McRobbie also admits it is important to get it going again for the community’s morale.
“It’s a remarkable event and for those of us who have been lucky enough to be involved with it, there is a real sense of inheriting a vital family heirloom,” he said. “It’s our local Mardi Gras that we share with the world and it’s not only for the rugby community but the community at large. Everybody comes together to celebrate rugby and to celebrate the city.”
McRobbie admits that normally 50 per cent of the audience comes from overseas. However, this year that number is basically non-existent and in accordance with that, the event’s long-time tagline – “Where the World Comes to Play” – has been retrofitted this year to “Our Sevens.”
And that’s great because nobody deserves this event right now more than Hong Kong. Locals will not be competing against overseas tour operators or unscrupulous touts for tickets either.
Hong Kong Chief Executive John Lee entertained 200 CEO’s at The Global Financial Leaders Investment Summit this week and spoke of how Hong Kong was open for business again.
He told the gathered financial glitterati they better get to the front of the queue or they will miss out on glorious opportunities. But the scepticism around Hong Kong globally is very real, all of it for reasons that have been well chronicled.
To think you can merely throw out the welcome mat and expect the world to come running is unfettered hubris. You don’t ask for respect; you earn it, and Hong Kong has a lot of earning to do.
But the Sevens has respect, and it is well-earned at that. Regardless of how this year’s version works out, the Sevens will survive. The event will still grow and evolve accordingly and the reason is fairly simple.
The people behind rugby here have painstakingly and methodically built a culture that is generational and they built it on the micro-, not the macro-, level.
Of course, the Sevens steals most of the spotlight and largely funds all the other things the Union does. But the reality is that there have been thousands of kids and adults, many of them local, who have taken part in leagues and programmes the Rugby Union has set up.
“Over the last year, despite all the protocols in place, we saw 10,000 local primary school kids participate in one of our rugby programmes,” McRobbie said.
“By creating a rugby community, it’s amazing to what extent we have managed to grow the profile and understanding of the game within the local community.”
It’s also amazing to see the impact of that community both far and wide. I was recently watching a report on the war in Ukraine only to find out the correspondent reporting on it was actually a member of the Hong Kong women’s 2017 Rugby World Cup team.
“There is no question that my involvement in rugby from the age of 11 on has had a positive impact and played a huge role in my life,” Laurel Chor said.
Being a war correspondent is challenging enough, but being a female one in a male dominated field can be even more daunting.
“I was so lucky to grow up in an environment where a girl playing rugby was not a big deal, it was totally normal,” Chor said.
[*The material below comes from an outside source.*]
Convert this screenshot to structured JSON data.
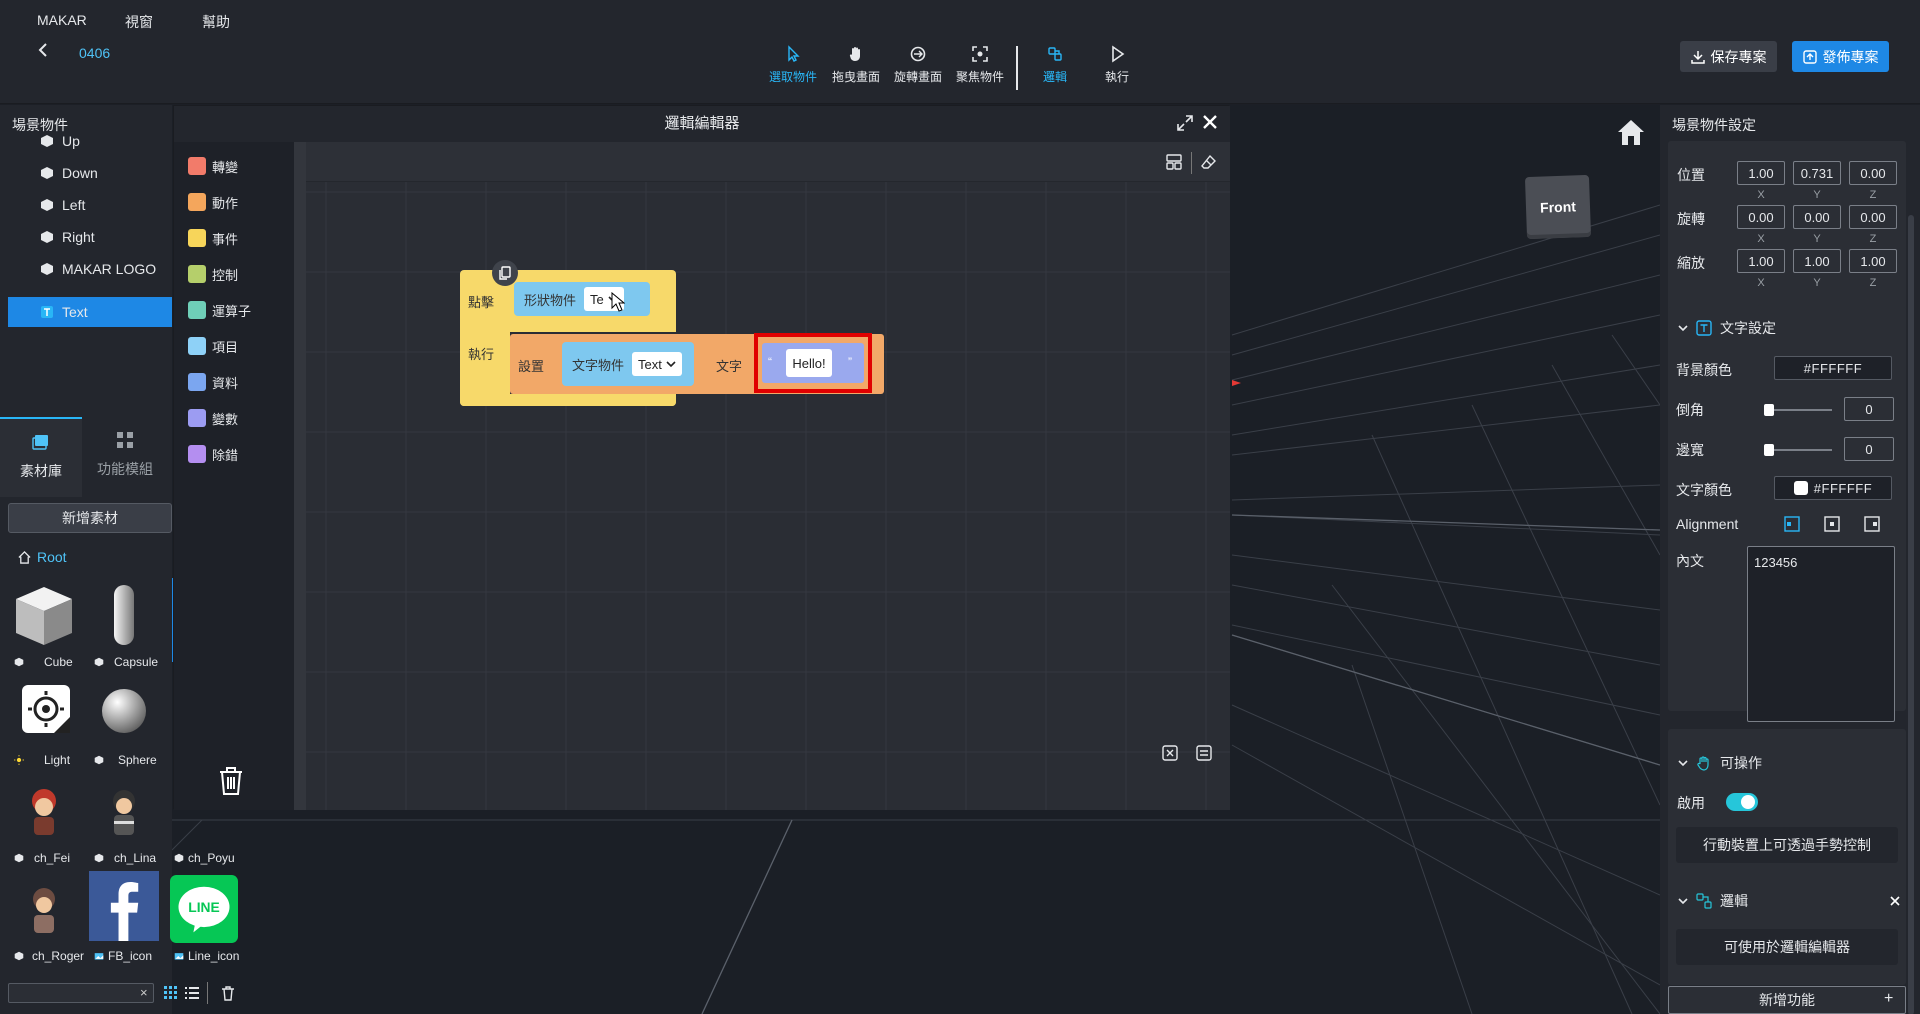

“We started playing so young that we always grew up feeling empowered. It never even crossed my mind that I couldn’t do those things. There is this general, supportive atmosphere in rugby that has influenced my values which in turn has influenced my work and what I care about.”
The community outreach of rugby – working with disadvantaged youngsters and at-risk youth who are looking for some positive guidance and a second chance – has helped to create an organic culture that is built to endure.
“Religion, status, colour, creed, ethnicity, whatever it is, we have got kids and young adults from every walk of life engaged in the game,” McRobbie said. “It’s the essence of the values of the game.”
If you talk the talk, you better walk the walk and they have. It’s an invaluable lesson for our appointed leaders as they try to propel Hong Kong forward.
Good news though – they need look no further than Hong Kong Stadium this weekend for a proper lesson in the organic value of earning, not asking for, respect.